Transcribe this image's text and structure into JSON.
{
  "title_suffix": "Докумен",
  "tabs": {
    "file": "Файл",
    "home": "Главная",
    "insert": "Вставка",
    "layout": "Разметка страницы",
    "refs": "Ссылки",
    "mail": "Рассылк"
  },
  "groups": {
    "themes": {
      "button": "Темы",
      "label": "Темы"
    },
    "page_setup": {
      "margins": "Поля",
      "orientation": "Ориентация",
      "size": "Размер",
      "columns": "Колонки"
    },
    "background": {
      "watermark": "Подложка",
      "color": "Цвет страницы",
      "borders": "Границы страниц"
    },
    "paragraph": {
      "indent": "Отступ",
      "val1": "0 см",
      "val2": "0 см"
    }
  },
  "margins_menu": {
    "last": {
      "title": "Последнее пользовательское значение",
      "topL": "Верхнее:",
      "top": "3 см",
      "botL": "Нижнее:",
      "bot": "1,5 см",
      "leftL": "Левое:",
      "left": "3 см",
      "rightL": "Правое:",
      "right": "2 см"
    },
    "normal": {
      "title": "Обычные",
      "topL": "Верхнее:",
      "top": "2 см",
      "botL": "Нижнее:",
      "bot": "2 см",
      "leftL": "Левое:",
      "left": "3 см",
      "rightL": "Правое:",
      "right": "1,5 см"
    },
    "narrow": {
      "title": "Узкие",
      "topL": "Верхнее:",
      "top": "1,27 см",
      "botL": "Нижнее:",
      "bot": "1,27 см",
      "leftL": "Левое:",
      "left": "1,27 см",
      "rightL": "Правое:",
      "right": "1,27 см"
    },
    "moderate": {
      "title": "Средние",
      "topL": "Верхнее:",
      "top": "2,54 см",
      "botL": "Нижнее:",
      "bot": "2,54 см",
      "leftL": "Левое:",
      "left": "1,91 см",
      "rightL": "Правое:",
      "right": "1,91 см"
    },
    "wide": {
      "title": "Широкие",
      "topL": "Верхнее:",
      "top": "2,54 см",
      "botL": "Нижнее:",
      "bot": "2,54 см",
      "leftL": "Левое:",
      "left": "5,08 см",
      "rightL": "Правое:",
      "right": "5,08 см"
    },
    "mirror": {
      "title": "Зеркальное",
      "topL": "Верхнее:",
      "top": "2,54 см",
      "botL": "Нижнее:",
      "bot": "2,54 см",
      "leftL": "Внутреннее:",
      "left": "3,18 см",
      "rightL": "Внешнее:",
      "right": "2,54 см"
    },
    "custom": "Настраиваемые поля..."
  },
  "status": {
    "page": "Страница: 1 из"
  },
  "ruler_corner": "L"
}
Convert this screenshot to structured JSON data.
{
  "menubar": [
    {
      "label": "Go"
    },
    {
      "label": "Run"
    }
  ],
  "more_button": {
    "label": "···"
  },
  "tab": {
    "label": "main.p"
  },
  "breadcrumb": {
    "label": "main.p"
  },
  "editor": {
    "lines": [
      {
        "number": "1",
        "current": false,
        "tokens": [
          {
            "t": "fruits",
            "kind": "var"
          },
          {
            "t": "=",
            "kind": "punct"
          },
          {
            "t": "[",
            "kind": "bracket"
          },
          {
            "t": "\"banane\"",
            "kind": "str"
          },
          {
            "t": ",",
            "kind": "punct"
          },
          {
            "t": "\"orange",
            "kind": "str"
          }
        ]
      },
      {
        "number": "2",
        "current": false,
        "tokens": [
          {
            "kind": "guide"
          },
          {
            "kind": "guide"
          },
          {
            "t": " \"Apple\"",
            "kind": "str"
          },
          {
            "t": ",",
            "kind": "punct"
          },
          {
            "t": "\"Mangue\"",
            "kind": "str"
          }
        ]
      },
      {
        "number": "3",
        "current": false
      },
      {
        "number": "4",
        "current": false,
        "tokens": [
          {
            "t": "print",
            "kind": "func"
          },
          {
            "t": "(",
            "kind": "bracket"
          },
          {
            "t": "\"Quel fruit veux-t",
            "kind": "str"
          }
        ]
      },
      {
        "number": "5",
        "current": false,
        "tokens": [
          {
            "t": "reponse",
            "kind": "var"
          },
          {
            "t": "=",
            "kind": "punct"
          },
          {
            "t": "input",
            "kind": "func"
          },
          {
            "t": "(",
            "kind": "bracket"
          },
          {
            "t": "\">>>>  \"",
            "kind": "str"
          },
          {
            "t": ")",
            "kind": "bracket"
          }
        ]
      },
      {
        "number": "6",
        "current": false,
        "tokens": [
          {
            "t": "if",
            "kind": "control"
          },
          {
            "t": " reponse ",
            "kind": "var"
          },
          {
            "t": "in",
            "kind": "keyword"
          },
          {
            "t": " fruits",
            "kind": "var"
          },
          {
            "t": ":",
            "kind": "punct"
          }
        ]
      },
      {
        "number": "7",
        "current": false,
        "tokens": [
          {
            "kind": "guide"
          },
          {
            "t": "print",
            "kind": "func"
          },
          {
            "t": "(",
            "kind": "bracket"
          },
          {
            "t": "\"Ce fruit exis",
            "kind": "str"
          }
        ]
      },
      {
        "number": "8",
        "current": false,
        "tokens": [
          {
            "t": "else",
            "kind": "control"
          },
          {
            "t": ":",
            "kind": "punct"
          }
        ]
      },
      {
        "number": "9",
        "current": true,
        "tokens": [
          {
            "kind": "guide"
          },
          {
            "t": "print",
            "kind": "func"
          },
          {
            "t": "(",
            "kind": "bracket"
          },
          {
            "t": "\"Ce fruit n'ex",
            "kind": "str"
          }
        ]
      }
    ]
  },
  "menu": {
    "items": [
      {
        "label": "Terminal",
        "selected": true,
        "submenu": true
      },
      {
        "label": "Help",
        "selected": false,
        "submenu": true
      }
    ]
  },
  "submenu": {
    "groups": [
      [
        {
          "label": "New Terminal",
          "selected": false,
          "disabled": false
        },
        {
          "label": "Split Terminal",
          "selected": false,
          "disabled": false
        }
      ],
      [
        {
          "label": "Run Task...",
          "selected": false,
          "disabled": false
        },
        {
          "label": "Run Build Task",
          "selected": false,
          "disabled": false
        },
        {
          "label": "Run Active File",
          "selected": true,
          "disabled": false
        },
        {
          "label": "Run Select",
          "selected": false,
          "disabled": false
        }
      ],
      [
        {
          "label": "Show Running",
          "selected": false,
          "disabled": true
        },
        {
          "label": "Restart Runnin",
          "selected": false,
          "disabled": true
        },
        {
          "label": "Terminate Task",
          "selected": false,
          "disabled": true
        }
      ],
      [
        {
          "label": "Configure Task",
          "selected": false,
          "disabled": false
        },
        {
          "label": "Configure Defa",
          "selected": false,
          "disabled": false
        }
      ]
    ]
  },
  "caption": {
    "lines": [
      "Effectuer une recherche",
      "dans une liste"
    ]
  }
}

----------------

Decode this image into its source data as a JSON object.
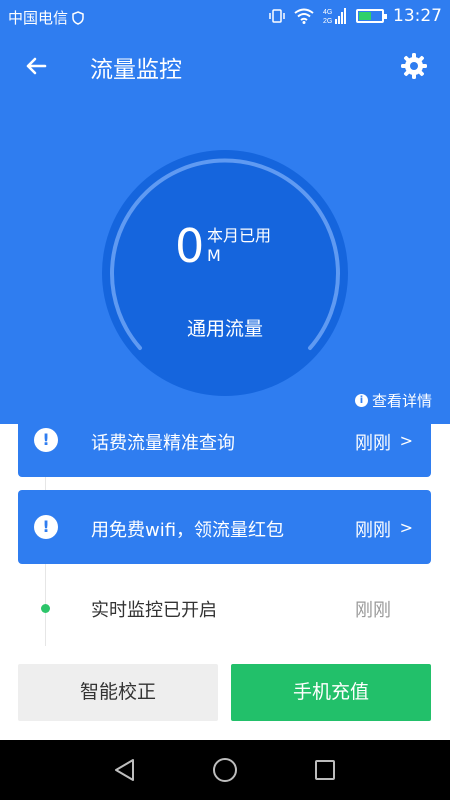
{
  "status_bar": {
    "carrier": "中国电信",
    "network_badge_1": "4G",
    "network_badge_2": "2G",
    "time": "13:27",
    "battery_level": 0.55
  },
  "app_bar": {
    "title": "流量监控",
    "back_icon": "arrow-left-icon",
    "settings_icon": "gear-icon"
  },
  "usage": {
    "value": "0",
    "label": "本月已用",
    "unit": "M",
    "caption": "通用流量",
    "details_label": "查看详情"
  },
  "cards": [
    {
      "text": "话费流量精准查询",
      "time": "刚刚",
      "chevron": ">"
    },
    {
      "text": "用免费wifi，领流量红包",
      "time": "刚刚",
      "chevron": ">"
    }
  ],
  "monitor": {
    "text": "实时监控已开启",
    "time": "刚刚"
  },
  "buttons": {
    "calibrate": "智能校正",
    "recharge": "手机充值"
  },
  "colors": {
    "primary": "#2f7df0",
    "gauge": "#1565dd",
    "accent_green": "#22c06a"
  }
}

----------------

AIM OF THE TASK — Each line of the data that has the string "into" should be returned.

EXERCISE RESULT —
Transcribe this image's text and structure into JSON.
Decode this image into its source data as a JSON object.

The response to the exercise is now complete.